Obviously, both games require that every player has a camera and video capabilities.  Pictionary requires players to be able to show their drawings; this can be done by sharing a virtual whiteboard or simply by pointing the camera at a piece of paper.

Name That Tune

In the classic  Name That Tune television game show, players face off head-to-head declaring how few notes they would need to name the tune:  “I can name that tune in 10 notes”, “I can name that tune in 7 notes”, “I can name that tune in 5 notes”, “[Opponent], name that tune!”

In this version, players are challenged to guess the name of a song after listening to only a few seconds of it.  Scoring can be as teams or as individuals depending on the size of your group.  Game play can be simultaneous with points going to the first player to type the correct song title into the chat or head-to-head elimination rounds where a player competes until losing a round.

Sword (Bible) Drills and Real-World Sword Drills

Since it is my church youth group, we can still do “Sword Drills” in which points go to the first player to find a Bible passage by reference (e.g., Ephesians 2:8) and read it.  For groups with more Bible literacy, points go to the first player to find a Bible passage that addresses a real-world situation (e.g., “natural tragedy” and Luke 13:4).

First to 10

First to 10, as in the in-person version, is not so much a game as it is an ice breaker.  The moderator calls out random traits (e.g., had cereal for breakfast, is wearing socks, is an only child, traveled abroad, kept all 10 commandments) and the “winner” is the first to meet 10 of the criteria.

Two Truths And A Lie

Two Truths and a Lie is always a fun game testing how well you know your group.  Players take turns telling two truths and a lie about themselves.  All the other players have to guess which statement is which.  You can have discussion or have players deliberate in silence.  Answers can be collaborative or independent.  Points can be awarded to players to guess the lies correctly and to players who successfully deceive the rest of the group.

Blow Your Allowance (Working Title)

I’m not sure what to call this game.  The goal is for players to build an online shopping cart within a specific time limit that comes as close to a given dollar amount without passing it.  Note that you should pick a store that does not require a login to shop.  The number can be a randomly generated four-digit number like $15.26.

You can require players to have a minimum or maximum number of items in their cart.  You might break ties by the number or variety of items in the cart—most or fewest.

For an extra challenge, players might have to shop for items in the same theme.  Themes could be product category (e.g., food, clothes) or a teaching focus for the day (e.g., feeding the hungry, Sanctity of Life Sunday).  As a special bonus, if the teaching theme is about support for a ministry, you might consider buying the winning basket and donating it to the ministry.

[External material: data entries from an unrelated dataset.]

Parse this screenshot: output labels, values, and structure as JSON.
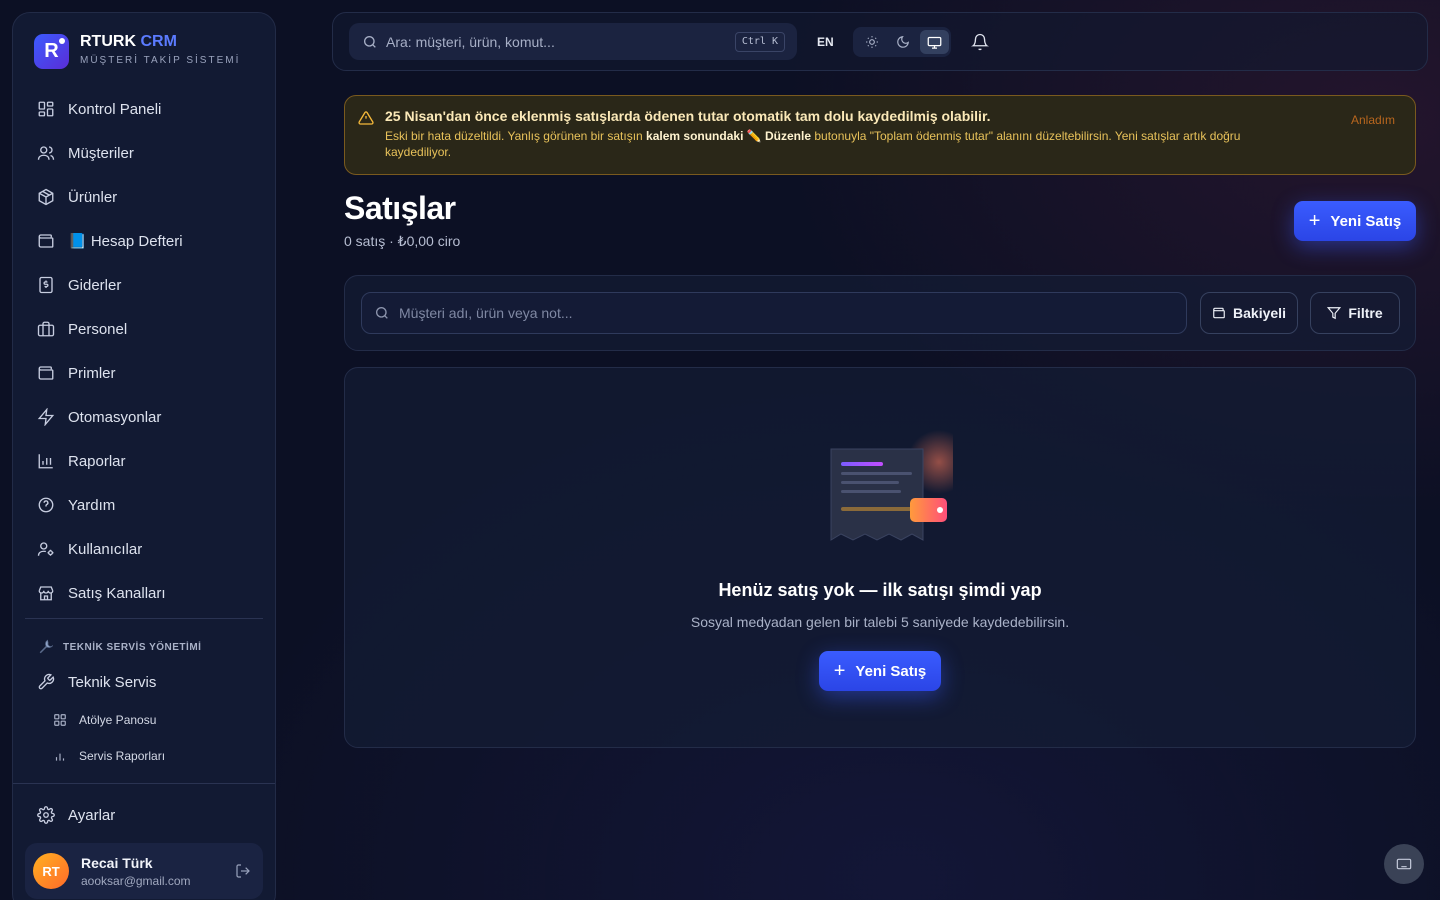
{
  "brand": {
    "name": "RTURK",
    "accent": "CRM",
    "subtitle": "MÜŞTERİ TAKİP SİSTEMİ",
    "logo_letter": "R"
  },
  "sidebar": {
    "items": [
      {
        "label": "Kontrol Paneli",
        "icon": "dashboard-icon"
      },
      {
        "label": "Müşteriler",
        "icon": "users-icon"
      },
      {
        "label": "Ürünler",
        "icon": "package-icon"
      },
      {
        "label": "📘 Hesap Defteri",
        "icon": "wallet-icon"
      },
      {
        "label": "Giderler",
        "icon": "receipt-icon"
      },
      {
        "label": "Personel",
        "icon": "briefcase-icon"
      },
      {
        "label": "Primler",
        "icon": "wallet-icon"
      },
      {
        "label": "Otomasyonlar",
        "icon": "lightning-icon"
      },
      {
        "label": "Raporlar",
        "icon": "bar-chart-icon"
      },
      {
        "label": "Yardım",
        "icon": "help-icon"
      },
      {
        "label": "Kullanıcılar",
        "icon": "user-cog-icon"
      },
      {
        "label": "Satış Kanalları",
        "icon": "store-icon"
      }
    ],
    "section_title": "TEKNİK SERVİS YÖNETİMİ",
    "service_item": "Teknik Servis",
    "sub_items": [
      {
        "label": "Atölye Panosu",
        "icon": "grid-icon"
      },
      {
        "label": "Servis Raporları",
        "icon": "bar-chart-icon"
      }
    ],
    "settings": "Ayarlar",
    "user": {
      "initials": "RT",
      "name": "Recai Türk",
      "email": "aooksar@gmail.com"
    }
  },
  "topbar": {
    "search_placeholder": "Ara: müşteri, ürün, komut...",
    "shortcut": "Ctrl K",
    "lang": "EN",
    "theme_options": [
      "light",
      "dark",
      "system"
    ],
    "theme_selected": "system"
  },
  "alert": {
    "title": "25 Nisan'dan önce eklenmiş satışlarda ödenen tutar otomatik tam dolu kaydedilmiş olabilir.",
    "body_1": "Eski bir hata düzeltildi. Yanlış görünen bir satışın ",
    "body_bold_1": "kalem sonundaki",
    "body_2": " ✏️ ",
    "body_bold_2": "Düzenle",
    "body_3": " butonuyla \"Toplam ödenmiş tutar\" alanını düzeltebilirsin. Yeni satışlar artık doğru kaydediliyor.",
    "dismiss": "Anladım"
  },
  "page": {
    "title": "Satışlar",
    "subtitle": "0 satış · ₺0,00 ciro",
    "new_sale": "Yeni Satış"
  },
  "filters": {
    "search_placeholder": "Müşteri adı, ürün veya not...",
    "balance_button": "Bakiyeli",
    "filter_button": "Filtre"
  },
  "empty_state": {
    "title": "Henüz satış yok — ilk satışı şimdi yap",
    "subtitle": "Sosyal medyadan gelen bir talebi 5 saniyede kaydedebilirsin.",
    "cta": "Yeni Satış"
  },
  "colors": {
    "accent": "#3a5cff",
    "warning": "#f5b93a",
    "bg": "#0c1024"
  }
}
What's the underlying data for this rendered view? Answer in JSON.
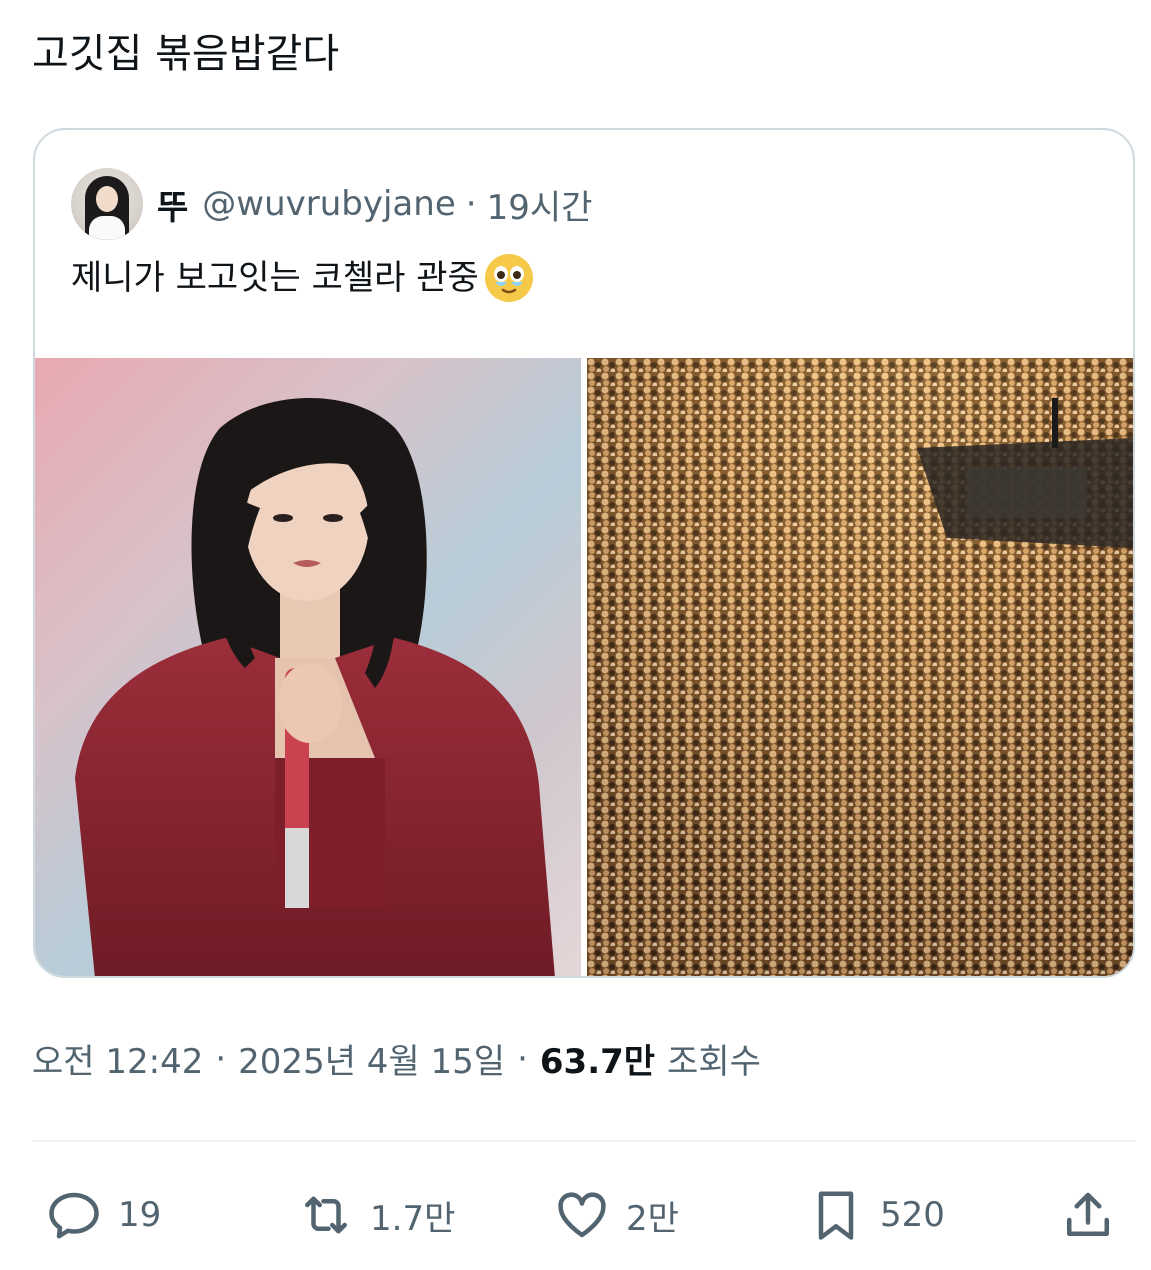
{
  "tweet": {
    "text": "고깃집 볶음밥같다"
  },
  "quoted": {
    "display_name": "뚜",
    "handle": "@wuvrubyjane",
    "age": "19시간",
    "text": "제니가 보고잇는 코첼라 관중",
    "emoji": "crying-face-emoji",
    "media": [
      {
        "name": "performer-photo"
      },
      {
        "name": "crowd-photo"
      }
    ]
  },
  "meta": {
    "time": "오전 12:42",
    "date": "2025년 4월 15일",
    "views_count": "63.7만",
    "views_label": "조회수"
  },
  "actions": {
    "reply_count": "19",
    "retweet_count": "1.7만",
    "like_count": "2만",
    "bookmark_count": "520"
  },
  "colors": {
    "primary_text": "#0f1419",
    "secondary_text": "#536471",
    "border": "#cfd9de"
  }
}
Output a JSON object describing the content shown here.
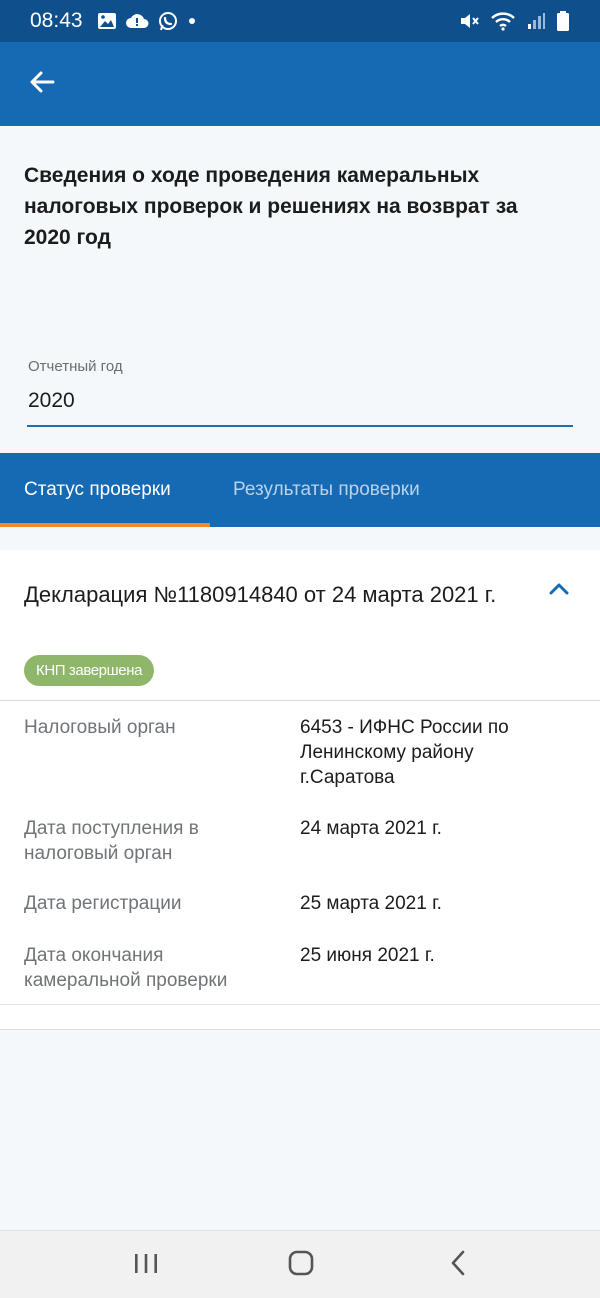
{
  "status_bar": {
    "time": "08:43",
    "icons": [
      "image-icon",
      "cloud-alert-icon",
      "whatsapp-icon",
      "dot-icon",
      "mute-icon",
      "wifi-icon",
      "signal-icon",
      "battery-icon"
    ]
  },
  "header": {
    "title": "Сведения о ходе проведения камеральных налоговых проверок и решениях на возврат за 2020 год"
  },
  "report_year": {
    "label": "Отчетный год",
    "value": "2020"
  },
  "tabs": [
    {
      "label": "Статус проверки",
      "active": true
    },
    {
      "label": "Результаты проверки",
      "active": false
    }
  ],
  "declaration": {
    "title": "Декларация №1180914840 от 24 марта 2021 г.",
    "status_badge": "КНП завершена",
    "rows": [
      {
        "label": "Налоговый орган",
        "value": "6453 - ИФНС России по Ленинскому району г.Саратова"
      },
      {
        "label": "Дата поступления в налоговый орган",
        "value": "24 марта 2021 г."
      },
      {
        "label": "Дата регистрации",
        "value": "25 марта 2021 г."
      },
      {
        "label": "Дата окончания камеральной проверки",
        "value": "25 июня 2021 г."
      }
    ]
  },
  "colors": {
    "status_bar": "#0f4f8c",
    "app_bar": "#1669b3",
    "tab_indicator": "#f08a2c",
    "badge": "#8fb76a",
    "accent": "#1f6fb5"
  }
}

My groups are willing to play without actual prizes.  However, if you want to give awards, think of items that can be mailed or emailed to the winners.  For example, consider gift cards or gift e-cards for delivery or streaming services, chocolates or candies, fidget toys, or books.  If your group is patient, you can also consider “I Owe You” gifts including lunch with a leader or a $10 shopping spree at your youth’s favorite store.

* A shout out to Kyle of Olney Baptist Church who reminded me that we actually need games.